[Opening Information section]

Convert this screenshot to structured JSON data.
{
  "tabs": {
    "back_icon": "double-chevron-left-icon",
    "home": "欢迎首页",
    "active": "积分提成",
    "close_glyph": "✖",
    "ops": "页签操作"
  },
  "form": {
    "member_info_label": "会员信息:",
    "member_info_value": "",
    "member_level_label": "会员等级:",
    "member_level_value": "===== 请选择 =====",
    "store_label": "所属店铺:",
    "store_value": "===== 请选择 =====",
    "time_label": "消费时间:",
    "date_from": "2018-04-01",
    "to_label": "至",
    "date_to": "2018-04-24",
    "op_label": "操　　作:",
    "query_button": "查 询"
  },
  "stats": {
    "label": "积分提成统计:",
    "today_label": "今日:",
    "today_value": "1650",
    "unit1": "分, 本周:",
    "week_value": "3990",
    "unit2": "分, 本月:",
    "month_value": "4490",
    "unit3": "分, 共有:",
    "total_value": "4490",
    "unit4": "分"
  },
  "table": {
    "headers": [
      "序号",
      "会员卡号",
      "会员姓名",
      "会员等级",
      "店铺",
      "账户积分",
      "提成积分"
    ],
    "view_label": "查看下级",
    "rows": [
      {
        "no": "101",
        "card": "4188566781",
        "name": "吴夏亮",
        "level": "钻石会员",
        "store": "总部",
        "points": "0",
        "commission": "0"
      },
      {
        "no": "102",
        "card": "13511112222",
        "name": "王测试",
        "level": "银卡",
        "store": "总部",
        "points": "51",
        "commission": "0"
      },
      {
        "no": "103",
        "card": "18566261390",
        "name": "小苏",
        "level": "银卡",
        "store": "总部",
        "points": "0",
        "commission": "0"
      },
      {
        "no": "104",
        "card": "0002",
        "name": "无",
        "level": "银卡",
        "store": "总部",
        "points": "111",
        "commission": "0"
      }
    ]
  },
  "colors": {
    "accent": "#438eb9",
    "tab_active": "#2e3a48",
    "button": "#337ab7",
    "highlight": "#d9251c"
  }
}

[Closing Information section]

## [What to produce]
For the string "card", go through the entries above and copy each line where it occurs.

## [Task result]
        "card": "4188566781",
        "card": "13511112222",
        "card": "18566261390",
        "card": "0002",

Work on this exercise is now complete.